■ Task to carry out
What is needed is an exact reproduction of the lines from the one that contains "Parse this screenshot: output" through the end of the data, both included and nothing else, with pictures omitted.

■ Input for this task

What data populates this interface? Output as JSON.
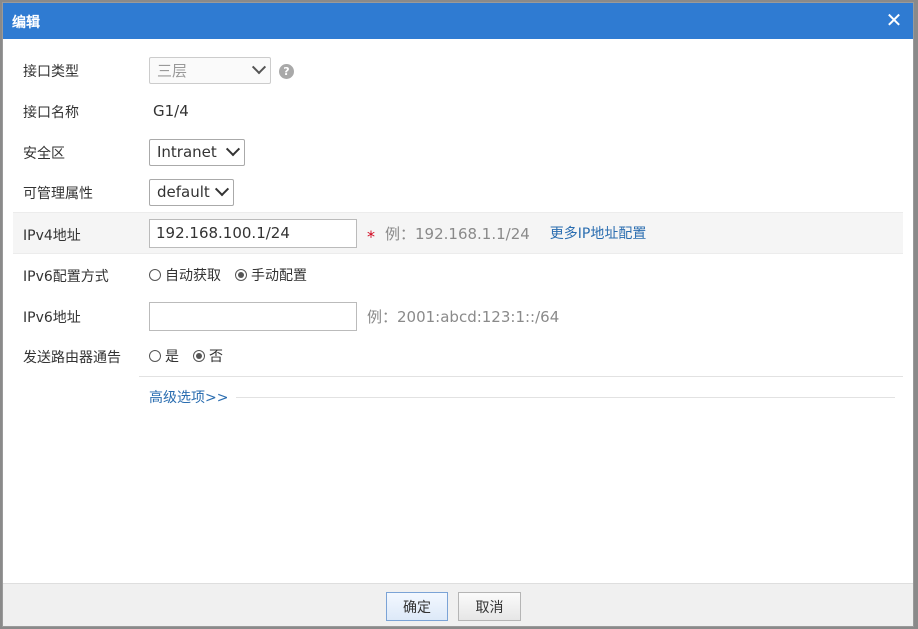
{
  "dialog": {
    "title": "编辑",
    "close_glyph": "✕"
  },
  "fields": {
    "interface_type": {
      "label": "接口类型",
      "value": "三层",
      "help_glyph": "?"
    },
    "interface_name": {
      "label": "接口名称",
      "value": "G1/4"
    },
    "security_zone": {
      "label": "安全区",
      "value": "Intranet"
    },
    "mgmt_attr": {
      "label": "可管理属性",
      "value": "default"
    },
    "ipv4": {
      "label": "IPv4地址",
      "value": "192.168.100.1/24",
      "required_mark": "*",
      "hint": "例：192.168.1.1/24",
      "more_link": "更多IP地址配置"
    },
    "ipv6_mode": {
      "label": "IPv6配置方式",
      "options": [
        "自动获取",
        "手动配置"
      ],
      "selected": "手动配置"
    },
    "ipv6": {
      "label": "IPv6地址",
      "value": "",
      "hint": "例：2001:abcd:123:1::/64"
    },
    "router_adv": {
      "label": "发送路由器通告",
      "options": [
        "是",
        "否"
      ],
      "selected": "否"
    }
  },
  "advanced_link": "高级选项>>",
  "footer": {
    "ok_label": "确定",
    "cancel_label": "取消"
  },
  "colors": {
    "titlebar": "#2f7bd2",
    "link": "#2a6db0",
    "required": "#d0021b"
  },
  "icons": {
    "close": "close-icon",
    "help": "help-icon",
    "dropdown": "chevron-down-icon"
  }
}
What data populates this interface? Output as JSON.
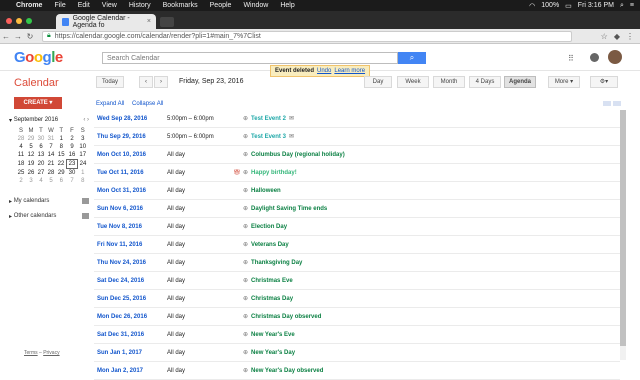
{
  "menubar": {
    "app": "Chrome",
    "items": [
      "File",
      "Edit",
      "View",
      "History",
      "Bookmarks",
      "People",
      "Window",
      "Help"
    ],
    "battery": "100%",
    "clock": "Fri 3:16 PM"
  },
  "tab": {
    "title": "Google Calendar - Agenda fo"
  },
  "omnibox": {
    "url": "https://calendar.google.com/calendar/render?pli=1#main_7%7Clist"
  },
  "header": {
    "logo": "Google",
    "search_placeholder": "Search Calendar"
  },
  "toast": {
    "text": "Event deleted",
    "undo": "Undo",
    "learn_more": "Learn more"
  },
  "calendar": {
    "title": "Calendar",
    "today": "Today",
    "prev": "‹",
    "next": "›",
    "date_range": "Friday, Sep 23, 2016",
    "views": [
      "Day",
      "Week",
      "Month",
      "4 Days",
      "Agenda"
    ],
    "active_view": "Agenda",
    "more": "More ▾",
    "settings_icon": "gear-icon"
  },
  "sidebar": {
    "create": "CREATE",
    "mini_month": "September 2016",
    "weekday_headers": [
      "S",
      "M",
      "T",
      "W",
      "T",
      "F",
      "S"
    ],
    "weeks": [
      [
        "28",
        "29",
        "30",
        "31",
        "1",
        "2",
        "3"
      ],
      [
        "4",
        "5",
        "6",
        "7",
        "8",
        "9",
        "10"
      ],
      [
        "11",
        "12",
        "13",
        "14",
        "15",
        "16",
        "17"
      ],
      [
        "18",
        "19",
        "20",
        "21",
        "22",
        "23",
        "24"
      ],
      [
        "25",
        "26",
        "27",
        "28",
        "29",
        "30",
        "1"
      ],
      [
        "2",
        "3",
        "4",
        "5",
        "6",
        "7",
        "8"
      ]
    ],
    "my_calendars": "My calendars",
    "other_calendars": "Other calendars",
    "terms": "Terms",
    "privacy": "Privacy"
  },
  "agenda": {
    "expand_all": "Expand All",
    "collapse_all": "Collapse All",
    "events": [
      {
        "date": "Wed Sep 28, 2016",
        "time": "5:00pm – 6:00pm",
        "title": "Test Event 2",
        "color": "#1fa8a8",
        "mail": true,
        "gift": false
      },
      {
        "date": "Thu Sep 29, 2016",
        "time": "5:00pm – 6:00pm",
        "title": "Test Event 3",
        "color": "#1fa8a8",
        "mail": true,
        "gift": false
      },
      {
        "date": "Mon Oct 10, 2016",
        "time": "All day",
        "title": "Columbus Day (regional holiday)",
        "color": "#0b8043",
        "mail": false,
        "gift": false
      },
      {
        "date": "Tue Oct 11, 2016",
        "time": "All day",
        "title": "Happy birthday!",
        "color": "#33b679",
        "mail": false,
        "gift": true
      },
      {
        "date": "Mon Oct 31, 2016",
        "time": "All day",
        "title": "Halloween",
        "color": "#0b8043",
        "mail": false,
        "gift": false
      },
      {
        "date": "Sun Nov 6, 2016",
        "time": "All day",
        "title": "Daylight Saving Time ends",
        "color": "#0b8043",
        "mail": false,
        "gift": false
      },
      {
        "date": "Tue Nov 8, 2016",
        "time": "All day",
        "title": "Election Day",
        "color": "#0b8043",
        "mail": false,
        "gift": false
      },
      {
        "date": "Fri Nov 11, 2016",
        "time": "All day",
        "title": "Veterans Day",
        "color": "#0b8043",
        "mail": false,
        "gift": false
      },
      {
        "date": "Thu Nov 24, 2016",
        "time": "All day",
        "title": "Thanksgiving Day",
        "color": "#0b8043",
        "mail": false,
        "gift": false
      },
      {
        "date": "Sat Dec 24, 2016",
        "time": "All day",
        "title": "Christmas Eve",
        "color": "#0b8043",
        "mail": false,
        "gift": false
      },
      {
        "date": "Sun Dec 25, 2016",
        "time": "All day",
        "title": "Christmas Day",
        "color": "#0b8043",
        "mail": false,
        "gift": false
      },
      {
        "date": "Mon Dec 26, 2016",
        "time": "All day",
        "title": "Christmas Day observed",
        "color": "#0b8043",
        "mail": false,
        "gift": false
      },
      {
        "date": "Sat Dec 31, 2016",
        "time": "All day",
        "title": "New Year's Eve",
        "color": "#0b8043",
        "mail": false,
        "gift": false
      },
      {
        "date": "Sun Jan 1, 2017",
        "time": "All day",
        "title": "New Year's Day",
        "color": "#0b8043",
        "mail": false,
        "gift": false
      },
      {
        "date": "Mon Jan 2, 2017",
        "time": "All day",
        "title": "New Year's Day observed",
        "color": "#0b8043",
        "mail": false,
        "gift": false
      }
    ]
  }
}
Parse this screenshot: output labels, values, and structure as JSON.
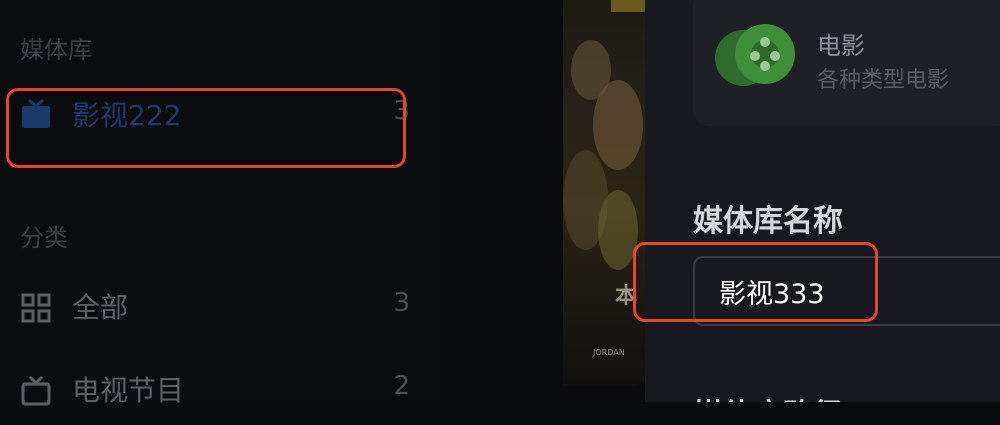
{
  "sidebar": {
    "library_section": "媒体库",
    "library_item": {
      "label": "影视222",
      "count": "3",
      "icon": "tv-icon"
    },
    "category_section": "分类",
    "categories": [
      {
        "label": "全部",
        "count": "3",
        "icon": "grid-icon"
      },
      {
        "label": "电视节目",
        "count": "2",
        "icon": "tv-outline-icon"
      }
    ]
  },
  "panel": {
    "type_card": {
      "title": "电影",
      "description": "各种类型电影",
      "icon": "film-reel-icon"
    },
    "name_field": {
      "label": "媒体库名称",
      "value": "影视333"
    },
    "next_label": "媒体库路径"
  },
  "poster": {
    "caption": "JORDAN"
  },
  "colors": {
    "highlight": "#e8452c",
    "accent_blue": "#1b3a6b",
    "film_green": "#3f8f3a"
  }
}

■ Result
Parse this screenshot: output labels, values, and structure as JSON.
{
  "sidebar": {
    "library_section": "媒体库",
    "library_item": {
      "label": "影视222",
      "count": "3",
      "icon": "tv-icon"
    },
    "category_section": "分类",
    "categories": [
      {
        "label": "全部",
        "count": "3",
        "icon": "grid-icon"
      },
      {
        "label": "电视节目",
        "count": "2",
        "icon": "tv-outline-icon"
      }
    ]
  },
  "panel": {
    "type_card": {
      "title": "电影",
      "description": "各种类型电影",
      "icon": "film-reel-icon"
    },
    "name_field": {
      "label": "媒体库名称",
      "value": "影视333"
    },
    "next_label": "媒体库路径"
  },
  "poster": {
    "caption": "JORDAN"
  },
  "colors": {
    "highlight": "#e8452c",
    "accent_blue": "#1b3a6b",
    "film_green": "#3f8f3a"
  }
}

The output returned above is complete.